Just as Michael Jordan walked away from his first and second stints on the basketball court a winner, Mary Ann Jordan has again emerged victorious from the California Court of Appeal. However, like Michael, she may find the third act more difficult.
Ms. Jordan made a claim for damage to her home caused by the Poria fungus. Allstate denied the claim, citing a “wet or dry rot” exclusion. Allstate obtained a summary judgment in the trial court, but in what will now be known as Jordan I, the Court of Appeal reversed, finding that the exclusion was ambiguous in light of the policy’s additional coverage for “entire collapse” caused by “hidden decay.” The court determined that the rot exclusion would bar claims for rot damage not amounting to an “entire collapse,” but that Jordan could potentially recover if she could prove an “entire collapse.” Jordan v. Allstate Ins. Co., 116 Cal. App. 4th 1206 (2004).

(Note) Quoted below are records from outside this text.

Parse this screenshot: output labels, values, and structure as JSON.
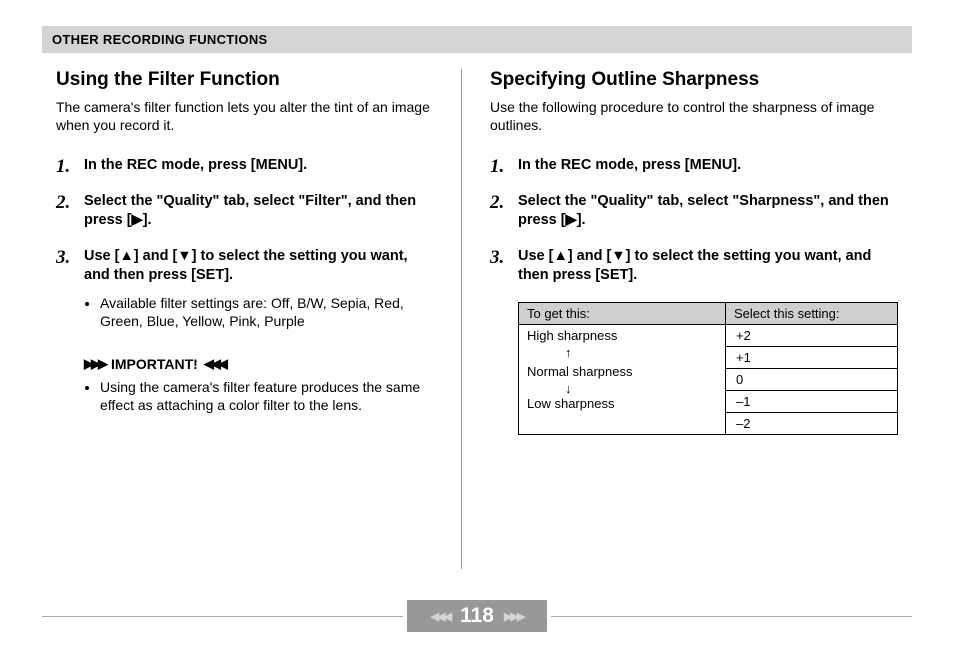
{
  "header": "OTHER RECORDING FUNCTIONS",
  "page_number": "118",
  "left": {
    "title": "Using the Filter Function",
    "intro": "The camera's filter function lets you alter the tint of an image when you record it.",
    "steps": [
      "In the REC mode, press [MENU].",
      "Select the \"Quality\" tab, select \"Filter\", and then press [▶].",
      "Use [▲] and [▼] to select the setting you want, and then press [SET]."
    ],
    "sub_bullet": "Available filter settings are: Off, B/W, Sepia, Red, Green, Blue, Yellow, Pink, Purple",
    "important_label": "IMPORTANT!",
    "important_bullet": "Using the camera's filter feature produces the same effect as attaching a color filter to the lens."
  },
  "right": {
    "title": "Specifying Outline Sharpness",
    "intro": "Use the following procedure to control the sharpness of image outlines.",
    "steps": [
      "In the REC mode, press [MENU].",
      "Select the \"Quality\" tab, select \"Sharpness\", and then press [▶].",
      "Use [▲] and [▼] to select the setting you want, and then press [SET]."
    ],
    "table": {
      "head_left": "To get this:",
      "head_right": "Select this setting:",
      "high": "High sharpness",
      "normal": "Normal sharpness",
      "low": "Low sharpness",
      "vals": [
        "+2",
        "+1",
        " 0",
        "–1",
        "–2"
      ]
    }
  }
}
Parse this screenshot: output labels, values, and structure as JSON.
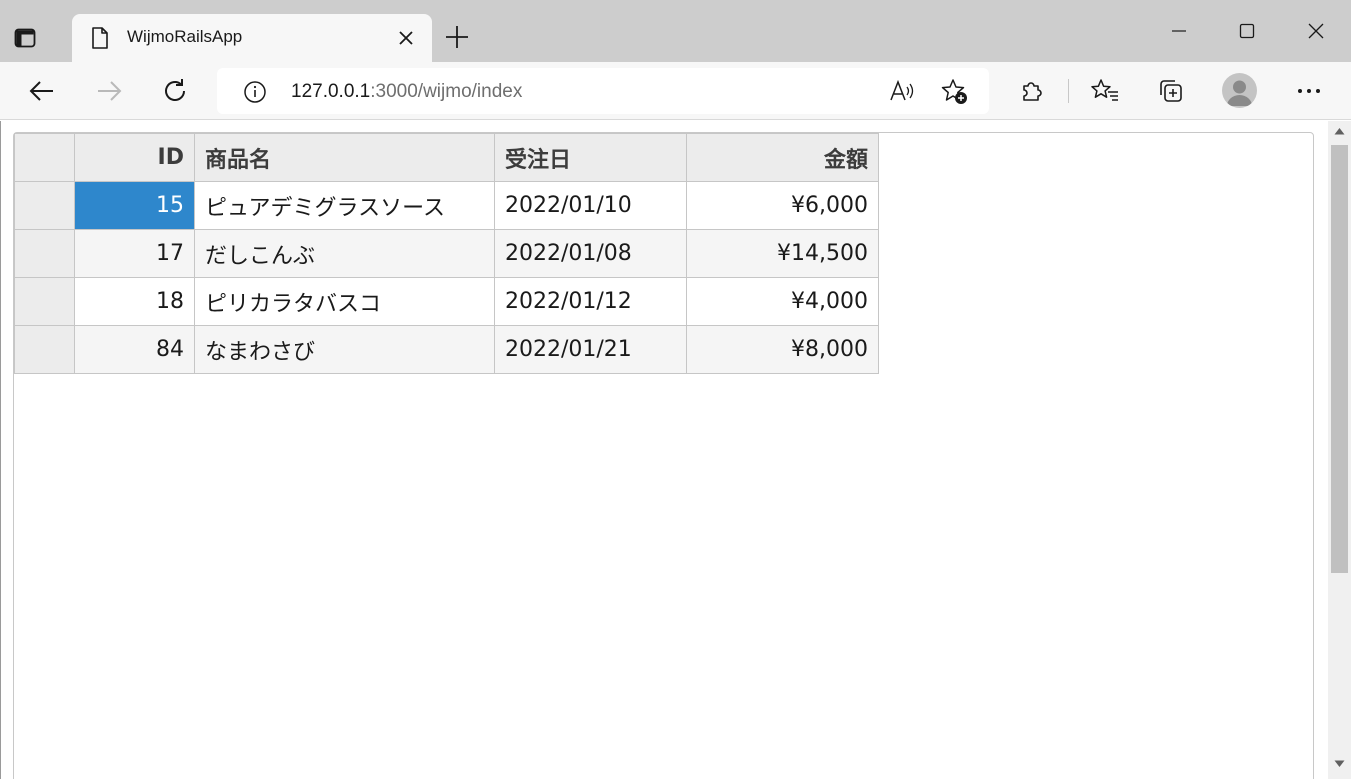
{
  "tab": {
    "title": "WijmoRailsApp"
  },
  "address": {
    "host": "127.0.0.1",
    "path": ":3000/wijmo/index"
  },
  "icons": {
    "tab_actions": "tab-actions-icon",
    "page": "page-icon",
    "close": "close-icon",
    "new_tab": "plus-icon",
    "minimize": "minimize-icon",
    "maximize": "maximize-icon",
    "window_close": "close-icon",
    "back": "back-arrow-icon",
    "forward": "forward-arrow-icon",
    "refresh": "refresh-icon",
    "info": "info-icon",
    "read_aloud": "read-aloud-icon",
    "add_favorite": "add-favorite-icon",
    "extensions": "extensions-icon",
    "favorites": "favorites-icon",
    "collections": "collections-icon",
    "profile": "profile-avatar-icon",
    "more": "more-icon"
  },
  "colors": {
    "selection": "#2e87cc",
    "header_bg": "#ececec",
    "alt_row_bg": "#f5f5f5"
  },
  "grid": {
    "columns": {
      "id": "ID",
      "name": "商品名",
      "date": "受注日",
      "amount": "金額"
    },
    "rows": [
      {
        "id": "15",
        "name": "ピュアデミグラスソース",
        "date": "2022/01/10",
        "amount": "¥6,000"
      },
      {
        "id": "17",
        "name": "だしこんぶ",
        "date": "2022/01/08",
        "amount": "¥14,500"
      },
      {
        "id": "18",
        "name": "ピリカラタバスコ",
        "date": "2022/01/12",
        "amount": "¥4,000"
      },
      {
        "id": "84",
        "name": "なまわさび",
        "date": "2022/01/21",
        "amount": "¥8,000"
      }
    ]
  }
}
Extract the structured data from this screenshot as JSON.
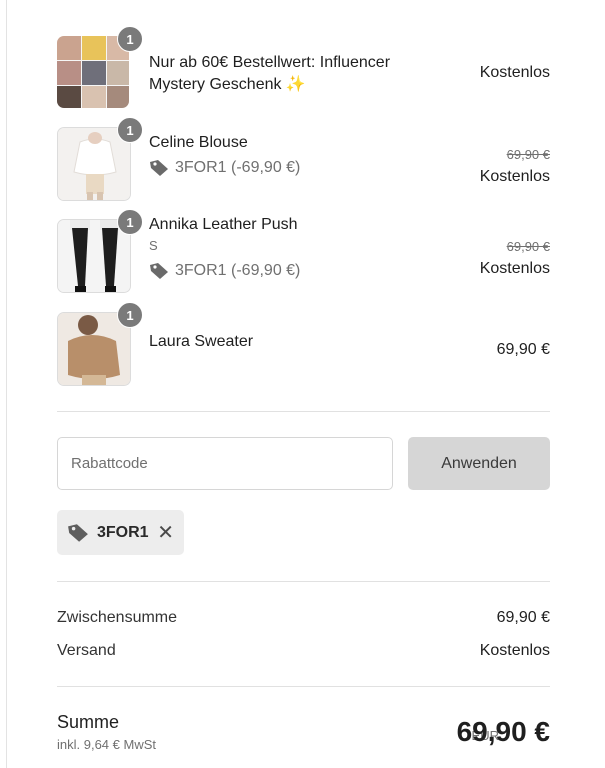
{
  "items": [
    {
      "quantity": "1",
      "name_line1": "Nur ab 60€ Bestellwert: Influencer",
      "name_line2": "Mystery Geschenk ✨",
      "price": "Kostenlos",
      "image": "collage-thumbnail"
    },
    {
      "quantity": "1",
      "name": "Celine Blouse",
      "discount": "3FOR1 (-69,90 €)",
      "original_price": "69,90 €",
      "price": "Kostenlos",
      "image": "white-blouse-thumbnail"
    },
    {
      "quantity": "1",
      "name": "Annika Leather Push",
      "variant": "S",
      "discount": "3FOR1 (-69,90 €)",
      "original_price": "69,90 €",
      "price": "Kostenlos",
      "image": "black-leather-pants-thumbnail"
    },
    {
      "quantity": "1",
      "name": "Laura Sweater",
      "price": "69,90 €",
      "image": "beige-sweater-thumbnail"
    }
  ],
  "discount_form": {
    "placeholder": "Rabattcode",
    "value": "",
    "apply_label": "Anwenden"
  },
  "applied_code": {
    "code": "3FOR1",
    "remove_icon": "close-icon"
  },
  "summary": {
    "subtotal_label": "Zwischensumme",
    "subtotal_value": "69,90 €",
    "shipping_label": "Versand",
    "shipping_value": "Kostenlos"
  },
  "total": {
    "label": "Summe",
    "tax_note": "inkl. 9,64 € MwSt",
    "currency": "EUR",
    "value": "69,90 €"
  },
  "colors": {
    "badge": "#7a7a7a",
    "apply_button": "#d6d6d6",
    "chip": "#ededed",
    "muted_text": "#707070"
  }
}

The court remanded the case for trial of that issue, but prior to trial, Allstate again attacked the bad faith claim. In a motion for summary adjudication, Allstate argued that its interpretation of the policy – though rejected by the Court of Appeal – had at least been reasonable. So, even if there was an “actual collapse,” Allstate would at most owe policy benefits but have no extracontractual liability. The trial court agreed, and once again, Jordan appealed. In what will be known as Jordan II, the Court of Appeal again reversed. Jordan v. Allstate Ins. Co., — Cal. App. 4th — (2007), 2007 WL 852632.
The court held that although Allstate’s interpretation of the policy had indeed been reasonable, the crux of Jordan’s bad faith claim was that Allstate had inadequately investigated the possibility of an “entire collapse.” The court found that Jordan had raised triable issues regarding the adequacy of the investigation and again remanded the case for trial. Unfortunately, the court’s opinion skirts the issue of proximate cause – given Allstate’s interpretation of the policy, what difference would it have made if Allstate had done more investigation? Perhaps that issue will be addressed on remand.
Notably, in order to immediately appeal the dismissal of her bad faith claim, Jordan dismissed her breach of contract claim. Thus, while her bad faith claim survives for trial, it is all that survives. Whereas before, she might have recovered policy benefits merely by proving that there was an “entire collapse,” now she will also have to prove that Allstate acted unreasonably. Stay tuned for Jordan III.
Meanwhile, Jordan II is required reading for any insurer considering a motion for summary adjudication of a bad faith claim. It also summarizes the available remedies in bad faith cases and comments on the admissibility of violations of fair claim regulations.